Excerpts from a dataset:
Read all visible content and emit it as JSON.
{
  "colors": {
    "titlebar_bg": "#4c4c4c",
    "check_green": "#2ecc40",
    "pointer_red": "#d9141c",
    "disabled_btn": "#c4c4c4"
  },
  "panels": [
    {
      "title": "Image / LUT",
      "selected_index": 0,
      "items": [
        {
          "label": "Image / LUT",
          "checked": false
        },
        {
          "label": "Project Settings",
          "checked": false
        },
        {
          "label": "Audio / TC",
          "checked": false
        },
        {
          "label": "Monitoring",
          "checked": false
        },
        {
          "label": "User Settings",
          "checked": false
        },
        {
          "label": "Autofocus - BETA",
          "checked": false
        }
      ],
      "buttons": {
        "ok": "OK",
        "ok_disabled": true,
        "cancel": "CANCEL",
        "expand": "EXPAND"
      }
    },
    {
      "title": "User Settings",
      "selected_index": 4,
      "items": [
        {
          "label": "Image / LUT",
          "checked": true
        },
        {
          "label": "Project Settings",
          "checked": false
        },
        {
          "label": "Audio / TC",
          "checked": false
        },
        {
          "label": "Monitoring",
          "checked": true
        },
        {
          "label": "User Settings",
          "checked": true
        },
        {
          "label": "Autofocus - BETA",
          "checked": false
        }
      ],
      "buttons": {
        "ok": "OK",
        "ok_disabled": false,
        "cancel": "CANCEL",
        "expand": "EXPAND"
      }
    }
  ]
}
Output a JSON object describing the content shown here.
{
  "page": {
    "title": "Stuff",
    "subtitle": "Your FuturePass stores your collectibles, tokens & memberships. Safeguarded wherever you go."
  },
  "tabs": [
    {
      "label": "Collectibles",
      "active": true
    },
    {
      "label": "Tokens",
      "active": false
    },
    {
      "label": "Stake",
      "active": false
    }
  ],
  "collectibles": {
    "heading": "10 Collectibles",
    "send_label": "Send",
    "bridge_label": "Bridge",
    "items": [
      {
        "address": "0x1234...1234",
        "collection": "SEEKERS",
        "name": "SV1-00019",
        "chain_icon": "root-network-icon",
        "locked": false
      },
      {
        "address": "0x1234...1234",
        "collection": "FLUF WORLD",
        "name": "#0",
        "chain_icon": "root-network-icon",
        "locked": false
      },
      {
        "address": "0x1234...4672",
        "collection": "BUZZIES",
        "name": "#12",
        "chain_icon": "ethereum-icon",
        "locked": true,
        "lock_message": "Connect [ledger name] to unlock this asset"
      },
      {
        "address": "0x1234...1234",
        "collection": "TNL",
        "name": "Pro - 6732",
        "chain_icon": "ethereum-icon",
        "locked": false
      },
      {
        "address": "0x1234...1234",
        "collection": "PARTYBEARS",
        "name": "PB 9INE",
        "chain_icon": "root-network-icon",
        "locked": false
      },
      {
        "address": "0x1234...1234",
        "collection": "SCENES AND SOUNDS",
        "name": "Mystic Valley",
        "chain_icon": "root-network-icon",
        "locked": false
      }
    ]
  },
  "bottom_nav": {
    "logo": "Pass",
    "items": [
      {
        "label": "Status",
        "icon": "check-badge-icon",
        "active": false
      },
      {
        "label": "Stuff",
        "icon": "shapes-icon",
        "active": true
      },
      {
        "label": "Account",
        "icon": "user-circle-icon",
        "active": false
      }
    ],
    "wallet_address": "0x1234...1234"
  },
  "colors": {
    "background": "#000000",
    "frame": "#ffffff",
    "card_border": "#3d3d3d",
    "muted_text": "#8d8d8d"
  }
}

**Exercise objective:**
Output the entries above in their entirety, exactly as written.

**Output below:**
Read all visible content and emit it as JSON.
{
  "colors": {
    "titlebar_bg": "#4c4c4c",
    "check_green": "#2ecc40",
    "pointer_red": "#d9141c",
    "disabled_btn": "#c4c4c4"
  },
  "panels": [
    {
      "title": "Image / LUT",
      "selected_index": 0,
      "items": [
        {
          "label": "Image / LUT",
          "checked": false
        },
        {
          "label": "Project Settings",
          "checked": false
        },
        {
          "label": "Audio / TC",
          "checked": false
        },
        {
          "label": "Monitoring",
          "checked": false
        },
        {
          "label": "User Settings",
          "checked": false
        },
        {
          "label": "Autofocus - BETA",
          "checked": false
        }
      ],
      "buttons": {
        "ok": "OK",
        "ok_disabled": true,
        "cancel": "CANCEL",
        "expand": "EXPAND"
      }
    },
    {
      "title": "User Settings",
      "selected_index": 4,
      "items": [
        {
          "label": "Image / LUT",
          "checked": true
        },
        {
          "label": "Project Settings",
          "checked": false
        },
        {
          "label": "Audio / TC",
          "checked": false
        },
        {
          "label": "Monitoring",
          "checked": true
        },
        {
          "label": "User Settings",
          "checked": true
        },
        {
          "label": "Autofocus - BETA",
          "checked": false
        }
      ],
      "buttons": {
        "ok": "OK",
        "ok_disabled": false,
        "cancel": "CANCEL",
        "expand": "EXPAND"
      }
    }
  ]
}
Output a JSON object describing the content shown here.
{
  "page": {
    "title": "Stuff",
    "subtitle": "Your FuturePass stores your collectibles, tokens & memberships. Safeguarded wherever you go."
  },
  "tabs": [
    {
      "label": "Collectibles",
      "active": true
    },
    {
      "label": "Tokens",
      "active": false
    },
    {
      "label": "Stake",
      "active": false
    }
  ],
  "collectibles": {
    "heading": "10 Collectibles",
    "send_label": "Send",
    "bridge_label": "Bridge",
    "items": [
      {
        "address": "0x1234...1234",
        "collection": "SEEKERS",
        "name": "SV1-00019",
        "chain_icon": "root-network-icon",
        "locked": false
      },
      {
        "address": "0x1234...1234",
        "collection": "FLUF WORLD",
        "name": "#0",
        "chain_icon": "root-network-icon",
        "locked": false
      },
      {
        "address": "0x1234...4672",
        "collection": "BUZZIES",
        "name": "#12",
        "chain_icon": "ethereum-icon",
        "locked": true,
        "lock_message": "Connect [ledger name] to unlock this asset"
      },
      {
        "address": "0x1234...1234",
        "collection": "TNL",
        "name": "Pro - 6732",
        "chain_icon": "ethereum-icon",
        "locked": false
      },
      {
        "address": "0x1234...1234",
        "collection": "PARTYBEARS",
        "name": "PB 9INE",
        "chain_icon": "root-network-icon",
        "locked": false
      },
      {
        "address": "0x1234...1234",
        "collection": "SCENES AND SOUNDS",
        "name": "Mystic Valley",
        "chain_icon": "root-network-icon",
        "locked": false
      }
    ]
  },
  "bottom_nav": {
    "logo": "Pass",
    "items": [
      {
        "label": "Status",
        "icon": "check-badge-icon",
        "active": false
      },
      {
        "label": "Stuff",
        "icon": "shapes-icon",
        "active": true
      },
      {
        "label": "Account",
        "icon": "user-circle-icon",
        "active": false
      }
    ],
    "wallet_address": "0x1234...1234"
  },
  "colors": {
    "background": "#000000",
    "frame": "#ffffff",
    "card_border": "#3d3d3d",
    "muted_text": "#8d8d8d"
  }
}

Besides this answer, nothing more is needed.